#### Your instructions:
Find each line below containing the word "Sabiri" and copy it.

#### Data extract:
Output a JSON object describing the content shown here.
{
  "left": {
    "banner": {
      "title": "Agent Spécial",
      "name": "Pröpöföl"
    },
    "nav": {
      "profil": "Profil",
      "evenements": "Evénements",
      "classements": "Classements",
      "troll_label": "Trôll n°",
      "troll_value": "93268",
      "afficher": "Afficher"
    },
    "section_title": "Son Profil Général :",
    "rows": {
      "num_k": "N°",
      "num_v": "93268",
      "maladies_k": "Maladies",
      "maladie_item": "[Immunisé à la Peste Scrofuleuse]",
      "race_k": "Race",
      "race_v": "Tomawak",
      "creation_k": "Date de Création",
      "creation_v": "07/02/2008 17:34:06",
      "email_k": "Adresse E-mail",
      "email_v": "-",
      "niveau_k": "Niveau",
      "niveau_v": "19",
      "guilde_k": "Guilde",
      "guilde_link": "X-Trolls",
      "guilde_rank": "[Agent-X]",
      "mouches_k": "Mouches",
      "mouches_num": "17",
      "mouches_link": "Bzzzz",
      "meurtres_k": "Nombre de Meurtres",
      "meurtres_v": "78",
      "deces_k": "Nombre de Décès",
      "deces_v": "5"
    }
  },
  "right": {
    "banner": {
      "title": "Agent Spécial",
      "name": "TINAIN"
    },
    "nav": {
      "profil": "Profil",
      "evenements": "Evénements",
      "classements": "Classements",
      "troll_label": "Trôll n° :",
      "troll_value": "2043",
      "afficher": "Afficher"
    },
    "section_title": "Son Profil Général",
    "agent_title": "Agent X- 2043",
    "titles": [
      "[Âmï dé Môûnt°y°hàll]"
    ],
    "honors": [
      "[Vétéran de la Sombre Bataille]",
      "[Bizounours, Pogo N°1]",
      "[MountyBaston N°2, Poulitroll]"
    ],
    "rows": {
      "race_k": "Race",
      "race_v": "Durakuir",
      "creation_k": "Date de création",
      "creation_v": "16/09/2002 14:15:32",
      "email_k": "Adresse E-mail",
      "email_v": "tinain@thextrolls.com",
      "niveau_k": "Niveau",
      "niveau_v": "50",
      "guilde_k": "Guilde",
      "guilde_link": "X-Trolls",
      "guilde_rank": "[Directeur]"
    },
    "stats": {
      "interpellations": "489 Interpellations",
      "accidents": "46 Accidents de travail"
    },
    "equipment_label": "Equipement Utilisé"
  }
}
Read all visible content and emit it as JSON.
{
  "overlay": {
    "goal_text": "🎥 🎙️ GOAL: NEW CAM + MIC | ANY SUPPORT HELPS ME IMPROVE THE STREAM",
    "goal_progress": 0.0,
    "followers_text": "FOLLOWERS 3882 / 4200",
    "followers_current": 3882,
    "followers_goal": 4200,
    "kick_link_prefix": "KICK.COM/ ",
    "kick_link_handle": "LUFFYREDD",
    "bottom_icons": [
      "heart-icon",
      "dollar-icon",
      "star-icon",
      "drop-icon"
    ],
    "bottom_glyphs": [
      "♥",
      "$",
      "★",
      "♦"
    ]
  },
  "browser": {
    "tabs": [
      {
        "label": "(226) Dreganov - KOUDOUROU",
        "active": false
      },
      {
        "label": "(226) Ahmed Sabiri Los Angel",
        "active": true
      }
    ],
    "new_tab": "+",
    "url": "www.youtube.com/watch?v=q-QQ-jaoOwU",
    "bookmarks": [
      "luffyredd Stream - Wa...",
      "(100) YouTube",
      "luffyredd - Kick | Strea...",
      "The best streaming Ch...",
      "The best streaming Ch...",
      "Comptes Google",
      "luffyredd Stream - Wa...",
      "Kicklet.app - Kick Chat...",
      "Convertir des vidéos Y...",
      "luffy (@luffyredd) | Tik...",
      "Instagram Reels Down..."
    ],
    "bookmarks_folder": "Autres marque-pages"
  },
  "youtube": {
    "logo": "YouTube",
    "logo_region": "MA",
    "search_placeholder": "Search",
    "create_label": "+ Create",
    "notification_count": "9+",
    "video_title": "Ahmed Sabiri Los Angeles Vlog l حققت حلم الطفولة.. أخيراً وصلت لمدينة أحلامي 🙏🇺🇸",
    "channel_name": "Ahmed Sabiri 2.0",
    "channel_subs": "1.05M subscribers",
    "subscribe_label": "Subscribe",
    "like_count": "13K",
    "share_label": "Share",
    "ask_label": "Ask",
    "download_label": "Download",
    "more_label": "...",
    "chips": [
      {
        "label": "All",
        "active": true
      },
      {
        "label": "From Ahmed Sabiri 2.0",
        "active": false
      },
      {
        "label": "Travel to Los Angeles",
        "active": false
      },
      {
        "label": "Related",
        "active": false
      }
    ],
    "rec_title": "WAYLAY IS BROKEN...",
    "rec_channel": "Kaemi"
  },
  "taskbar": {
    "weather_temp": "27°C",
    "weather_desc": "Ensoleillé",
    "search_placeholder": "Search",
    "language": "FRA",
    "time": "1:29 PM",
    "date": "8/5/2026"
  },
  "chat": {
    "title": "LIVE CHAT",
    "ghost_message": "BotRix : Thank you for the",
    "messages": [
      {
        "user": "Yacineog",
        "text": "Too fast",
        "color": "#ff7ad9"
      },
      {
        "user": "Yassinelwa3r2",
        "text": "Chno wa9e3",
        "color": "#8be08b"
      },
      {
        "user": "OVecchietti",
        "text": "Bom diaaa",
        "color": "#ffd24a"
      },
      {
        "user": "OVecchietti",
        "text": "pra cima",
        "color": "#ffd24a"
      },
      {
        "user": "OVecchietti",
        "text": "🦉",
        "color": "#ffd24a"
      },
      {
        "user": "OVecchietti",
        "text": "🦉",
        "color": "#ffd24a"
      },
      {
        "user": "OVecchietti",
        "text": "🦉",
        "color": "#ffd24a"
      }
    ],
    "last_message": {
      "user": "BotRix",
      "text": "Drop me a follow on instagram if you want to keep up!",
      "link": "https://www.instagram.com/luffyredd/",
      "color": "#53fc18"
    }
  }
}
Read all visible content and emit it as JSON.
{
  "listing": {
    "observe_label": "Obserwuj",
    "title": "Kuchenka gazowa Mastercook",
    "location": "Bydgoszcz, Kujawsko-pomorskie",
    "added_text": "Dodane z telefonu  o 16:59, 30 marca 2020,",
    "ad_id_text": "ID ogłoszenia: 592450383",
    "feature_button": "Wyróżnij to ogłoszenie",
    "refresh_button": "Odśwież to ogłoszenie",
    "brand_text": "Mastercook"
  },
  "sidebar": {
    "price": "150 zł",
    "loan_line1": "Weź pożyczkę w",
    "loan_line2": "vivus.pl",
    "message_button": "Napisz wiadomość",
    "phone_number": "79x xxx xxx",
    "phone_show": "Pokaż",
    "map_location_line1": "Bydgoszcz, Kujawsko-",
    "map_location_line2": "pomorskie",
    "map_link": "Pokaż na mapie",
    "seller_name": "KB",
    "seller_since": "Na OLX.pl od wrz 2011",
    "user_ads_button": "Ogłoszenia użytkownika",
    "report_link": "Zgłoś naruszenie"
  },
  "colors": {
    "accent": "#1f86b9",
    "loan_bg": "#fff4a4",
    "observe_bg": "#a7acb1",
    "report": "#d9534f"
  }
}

#### Answer to the exercise:
        "label": "(226) Ahmed Sabiri Los Angel",
    "video_title": "Ahmed Sabiri Los Angeles Vlog l حققت حلم الطفولة.. أخيراً وصلت لمدينة أحلامي 🙏🇺🇸",
    "channel_name": "Ahmed Sabiri 2.0",
        "label": "From Ahmed Sabiri 2.0",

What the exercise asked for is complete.